YOU know when you watch Dynamo on the telly, and people's jaws drop?

Whether he's walking across the River Thames, making a £20 note appear inside a lightbulb or turning wallpaper into a flutter of live butterflies, the reaction is the same. Whether they're A-list celebrities, street children in India, or smart cookies in a New York club, onlookers seem genuinely spooked - like they have witnessed something not of this world.

And that's how I felt last night, watching the Bradford-born superstar illusionist disappear in front of our eyes. Literally a couple of seconds later he was standing in an upper circle of the auditorium, quite a distance from the stage. I have no idea how he did it. I felt my jaw drop and I couldn't find any words other than: "But how...he was just can that happen?"

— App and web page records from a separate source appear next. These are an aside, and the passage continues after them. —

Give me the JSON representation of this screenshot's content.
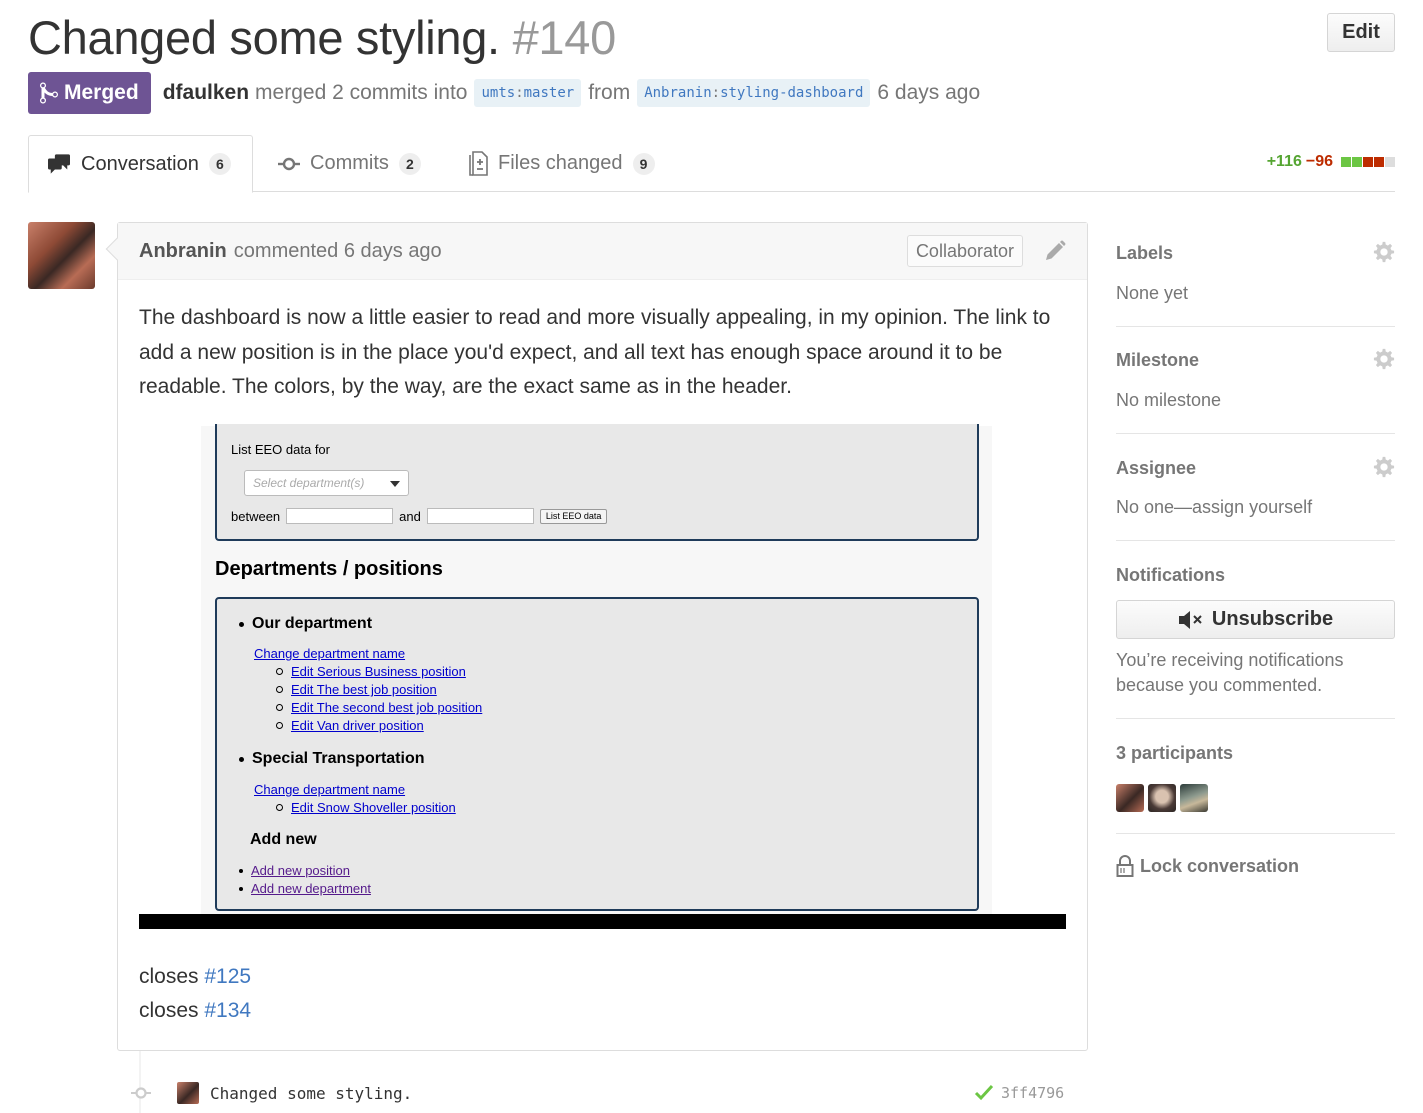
{
  "header": {
    "title": "Changed some styling.",
    "number": "#140",
    "edit_label": "Edit"
  },
  "meta": {
    "state": "Merged",
    "author": "dfaulken",
    "action": "merged 2 commits into",
    "base_owner": "umts",
    "base_branch": "master",
    "from_word": "from",
    "head_owner": "Anbranin",
    "head_branch": "styling-dashboard",
    "time": "6 days ago"
  },
  "tabs": [
    {
      "label": "Conversation",
      "count": "6"
    },
    {
      "label": "Commits",
      "count": "2"
    },
    {
      "label": "Files changed",
      "count": "9"
    }
  ],
  "diffstat": {
    "additions": "+116",
    "deletions": "−96",
    "colors": [
      "#6cc644",
      "#6cc644",
      "#bd2c00",
      "#bd2c00",
      "#ddd"
    ]
  },
  "comment": {
    "author": "Anbranin",
    "action": "commented 6 days ago",
    "badge": "Collaborator",
    "body": "The dashboard is now a little easier to read and more visually appealing, in my opinion. The link to add a new position is in the place you'd expect, and all text has enough space around it to be readable. The colors, by the way, are the exact same as in the header.",
    "closes": [
      {
        "word": "closes",
        "ref": "#125"
      },
      {
        "word": "closes",
        "ref": "#134"
      }
    ]
  },
  "screenshot": {
    "eeo_label": "List EEO data for",
    "select_placeholder": "Select department(s)",
    "between": "between",
    "and": "and",
    "list_button": "List EEO data",
    "dept_title": "Departments / positions",
    "departments": [
      {
        "name": "Our department",
        "change_link": "Change department name",
        "positions": [
          "Edit Serious Business position",
          "Edit The best job position",
          "Edit The second best job position",
          "Edit Van driver position"
        ]
      },
      {
        "name": "Special Transportation",
        "change_link": "Change department name",
        "positions": [
          "Edit Snow Shoveller position"
        ]
      }
    ],
    "add_new_title": "Add new",
    "add_links": [
      "Add new position",
      "Add new department"
    ]
  },
  "sidebar": {
    "labels": {
      "title": "Labels",
      "value": "None yet"
    },
    "milestone": {
      "title": "Milestone",
      "value": "No milestone"
    },
    "assignee": {
      "title": "Assignee",
      "value": "No one—assign yourself"
    },
    "notifications": {
      "title": "Notifications",
      "button": "Unsubscribe",
      "reason": "You’re receiving notifications because you commented."
    },
    "participants": {
      "title": "3 participants"
    },
    "lock": "Lock conversation"
  },
  "commit": {
    "message": "Changed some styling.",
    "sha": "3ff4796",
    "status_color": "#6cc644"
  },
  "icons": [
    "git-merge-icon",
    "comment-discussion-icon",
    "git-commit-icon",
    "diff-icon",
    "pencil-icon",
    "gear-icon",
    "mute-icon",
    "lock-icon",
    "check-icon"
  ]
}
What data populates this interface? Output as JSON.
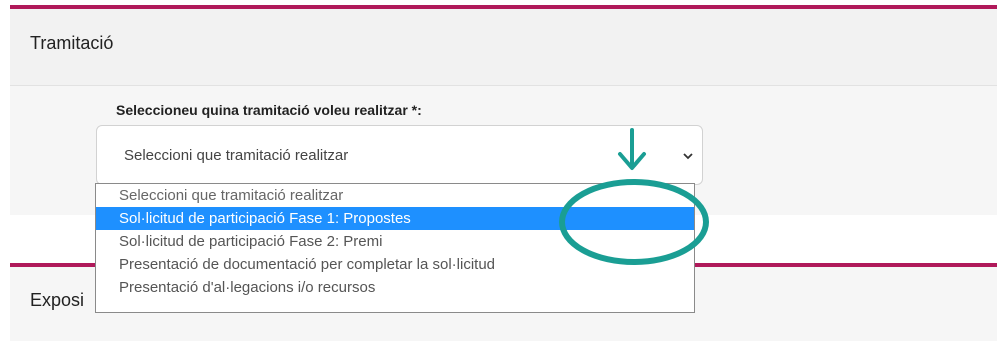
{
  "section_tramitacio": {
    "title": "Tramitació",
    "field_label": "Seleccioneu quina tramitació voleu realitzar *:",
    "select_value": "Seleccioni que tramitació realitzar"
  },
  "dropdown": {
    "options": [
      {
        "label": "Seleccioni que tramitació realitzar",
        "selected": false
      },
      {
        "label": "Sol·licitud de participació Fase 1: Propostes",
        "selected": true
      },
      {
        "label": "Sol·licitud de participació Fase 2: Premi",
        "selected": false
      },
      {
        "label": "Presentació de documentació per completar la sol·licitud",
        "selected": false
      },
      {
        "label": "Presentació d'al·legacions i/o recursos",
        "selected": false
      }
    ]
  },
  "section_exposicio": {
    "title": "Exposi"
  },
  "colors": {
    "accent": "#b0195a",
    "highlight": "#1e90ff",
    "annotation": "#1a9e94"
  },
  "icons": {
    "select_chevron": "chevron-down-icon",
    "annotation_arrow": "arrow-down-icon",
    "annotation_ellipse": "highlight-ellipse"
  }
}
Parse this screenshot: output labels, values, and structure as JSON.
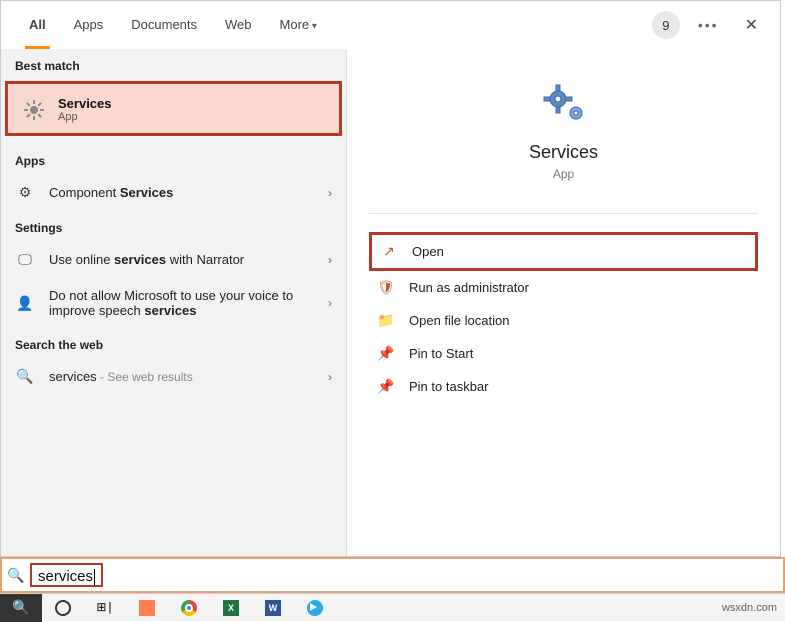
{
  "tabs": {
    "all": "All",
    "apps": "Apps",
    "documents": "Documents",
    "web": "Web",
    "more": "More"
  },
  "badge": "9",
  "sections": {
    "best_match": "Best match",
    "apps": "Apps",
    "settings": "Settings",
    "web": "Search the web"
  },
  "best_match": {
    "title": "Services",
    "subtitle": "App"
  },
  "apps_list": {
    "component_pre": "Component ",
    "component_bold": "Services"
  },
  "settings_list": {
    "s1_pre": "Use online ",
    "s1_bold": "services",
    "s1_post": " with Narrator",
    "s2_pre": "Do not allow Microsoft to use your voice to improve speech ",
    "s2_bold": "services"
  },
  "web_list": {
    "term": "services",
    "note": " - See web results"
  },
  "details": {
    "title": "Services",
    "subtitle": "App",
    "actions": {
      "open": "Open",
      "run_admin": "Run as administrator",
      "file_loc": "Open file location",
      "pin_start": "Pin to Start",
      "pin_taskbar": "Pin to taskbar"
    }
  },
  "search_input": "services",
  "watermark": "wsxdn.com"
}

And that's the beauty of the extraordinarily gifted Dynamo. You tell yourself that his remarkable illusions are down to skill, professionalism and the result of years of dedicated practice - but part of you is so bewildered you think it just has to be magic.

The illusionist ended his smash hit live tour - his first ever - in front of a home crowd at the First Direct Arena in Leeds.

It was an intimate show, with Dynamo re-creating the raw, urban feel of the street magic where it all began. There were no fancy gimmicks or props, no camera trickery; just the solitary star on stage, chatting to a packed audience as if he was shuffling cards on the streets of Bradford.

The show opened with a touching animated film tracing Dynamo's childhood on Delph Hill estate in Wyke where, as a bullied child, he sought escapism in comic books and magic tricks.

Reflecting on what drove him to succeed, he later spoke about being bullied and in particular one incident that has stayed with him. After he was taken by two older boys to a dam and thrown in the water, Dynamo - who was then Steven Frayne - decided that one day he would know how it felt to walk on water. And he did, as anyone who recalls his extraordinary stunt on the River Thames will know.

He also spoke with affection about his grandpa, who taught him card tricks and would perform mind-boggling illusions before casually wandering off, a style Dynamo adopted. He even paid homage to the Wyke Lion, the pub frequented by his grandparents where he no doubt tried on early card tricks on regulars.

I felt a surge of pride when a video montage dedicated to Dynamo's beloved "Gramps" included footage of him holding up a Telegraph & Argus article about his grandson when he was on the cusp of fame.

I can't give too much away about Dynamo's live show, but if you like what you see on TV - and millions do - you'll love it. There's plenty of audience interaction - everyone in the audience was involved at one point - and he pulls off mind-reading, a baffling card trick and startling physical feats with ease, humour, warmth and the control of a seasoned professional.

The tour is called Seeing is Believing. And I believe.

* Dynamo is at the First Direct Arena, Leeds until Sunday.